Value of quality changes for 2002 passenger cars and light trucks
November 14, 2001
The retail equivalent value of quality changes for 2002 passenger cars was higher than that for light trucks.
The retail equivalent value of quality changes for the 2002 model year domestic passenger cars averaged $68.30. This represents 20.2 percent of the average $337.94 over-the-year increase in manufacturer's suggested list prices.
The retail equivalent value of quality changes for the 2002 model year domestic light trucks averaged $17.59, or 7.1 percent of the average $248.20 over-the-year increase in manufacturer's suggested list prices.
The value of changes for passenger cars and light trucks represent changes in levels of standard or optional equipment, federal safety mandates, and non-mandated quality changes.
These data are a product of the BLS Producer Price Index program. Learn more in "Report on Quality Changes for 2002 Model Vehicles," news release USDL 01-405 (PDF 10K). Estimates of the value of quality changes were based on a sample of 18 model-year 2002 domestic passenger cars and 16 light trucks included in the Producer Price Index for October.
Bureau of Labor Statistics, U.S. Department of Labor, The Economics Daily, Value of quality changes for 2002 passenger cars and light trucks on the Internet at https://www.bls.gov/opub/ted/2001/nov/wk2/art02.htm (visited January 19, 2020).
Recent editions of Spotlight on Statistics
- A look at employment and wages in U.S. establishments with foreign ownership
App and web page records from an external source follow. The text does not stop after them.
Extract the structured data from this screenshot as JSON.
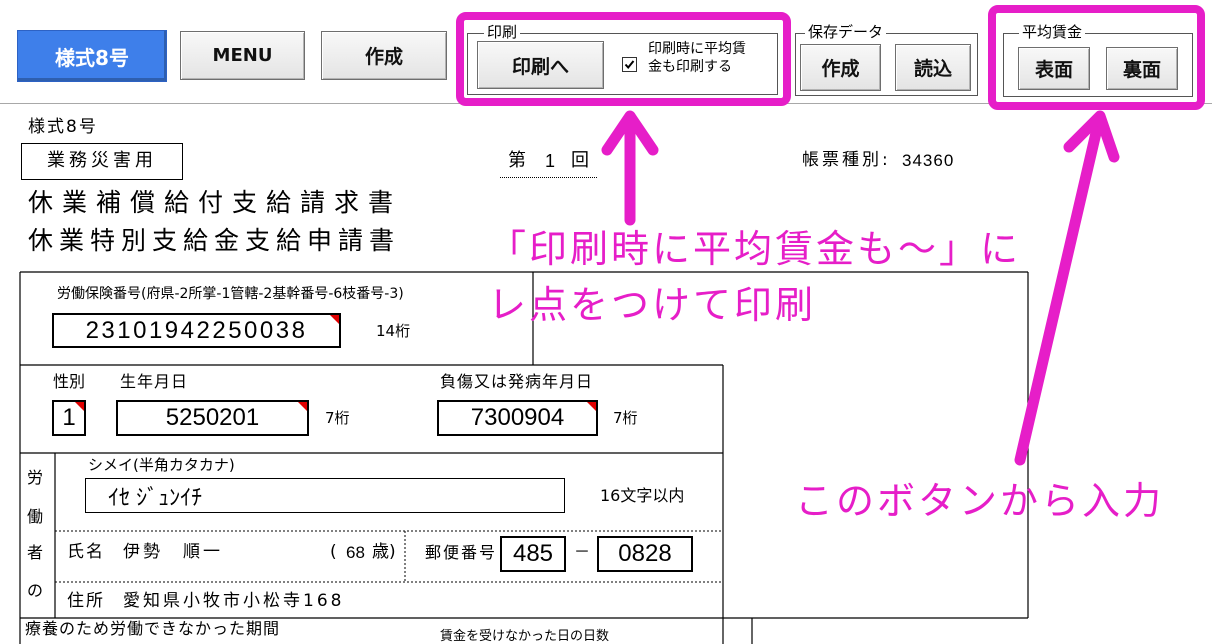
{
  "toolbar": {
    "form_button_label": "様式8号",
    "menu_button_label": "MENU",
    "create_button_label": "作成",
    "print_group": {
      "title": "印刷",
      "print_button_label": "印刷へ",
      "checkbox_label": [
        "印刷時に平均賃",
        "金も印刷する"
      ],
      "checkbox_checked": true
    },
    "save_group": {
      "title": "保存データ",
      "create_button_label": "作成",
      "load_button_label": "読込"
    },
    "wage_group": {
      "title": "平均賃金",
      "front_button_label": "表面",
      "back_button_label": "裏面"
    }
  },
  "sheet": {
    "form_number": "様式8号",
    "category": "業務災害用",
    "round": {
      "prefix": "第",
      "value": "1",
      "suffix": "回"
    },
    "form_type": {
      "label": "帳票種別:",
      "value": "34360"
    },
    "title_lines": [
      "休業補償給付支給請求書",
      "休業特別支給金支給申請書"
    ],
    "insurance_number": {
      "label": "労働保険番号(府県-2所掌-1管轄-2基幹番号-6枝番号-3)",
      "value": "23101942250038",
      "hint": "14桁"
    },
    "gender": {
      "label": "性別",
      "value": "1"
    },
    "birth_date": {
      "label": "生年月日",
      "value": "5250201",
      "hint": "7桁"
    },
    "injury_date": {
      "label": "負傷又は発病年月日",
      "value": "7300904",
      "hint": "7桁"
    },
    "worker": {
      "section_label": [
        "労",
        "働",
        "者",
        "の"
      ],
      "kana_label": "シメイ(半角カタカナ)",
      "kana_value": "ｲｾ ｼﾞｭﾝｲﾁ",
      "kana_hint": "16文字以内",
      "name_label": "氏名",
      "name_value": "伊勢　順一",
      "age": {
        "prefix": "(",
        "value": "68",
        "suffix": "歳)"
      },
      "postal_label": "郵便番号",
      "postal_code": [
        "485",
        "0828"
      ],
      "postal_separator": "－",
      "address_label": "住所",
      "address_value": "愛知県小牧市小松寺168"
    },
    "leave_period_label": "療養のため労働できなかった期間",
    "unpaid_days_label": "賃金を受けなかった日の日数"
  },
  "annotations": {
    "print_note": [
      "「印刷時に平均賃金も～」に",
      "レ点をつけて印刷"
    ],
    "wage_note": "このボタンから入力"
  },
  "colors": {
    "primary_button": "#3e7fea",
    "annotation": "#e61ec8",
    "comment_indicator": "#e00000"
  }
}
Examines employment and wages in U.S. establishments that have at least one foreign owner with at least 10 percent ownership.
- 25 years of Worker Injury, Illness, and Fatality Case Data
Examines detailed historical data on work-related injuries, illnesses, and fatal injuries.
- Occupational employment projections through the perspective of education and training
Examines employment, projected employment growth, and wages for occupations with different education and training requirements.
- Workers in Alternative Employment Arrangements
A look at independent contractors, on-call workers, temporary help agency workers, and workers provided by contract firms.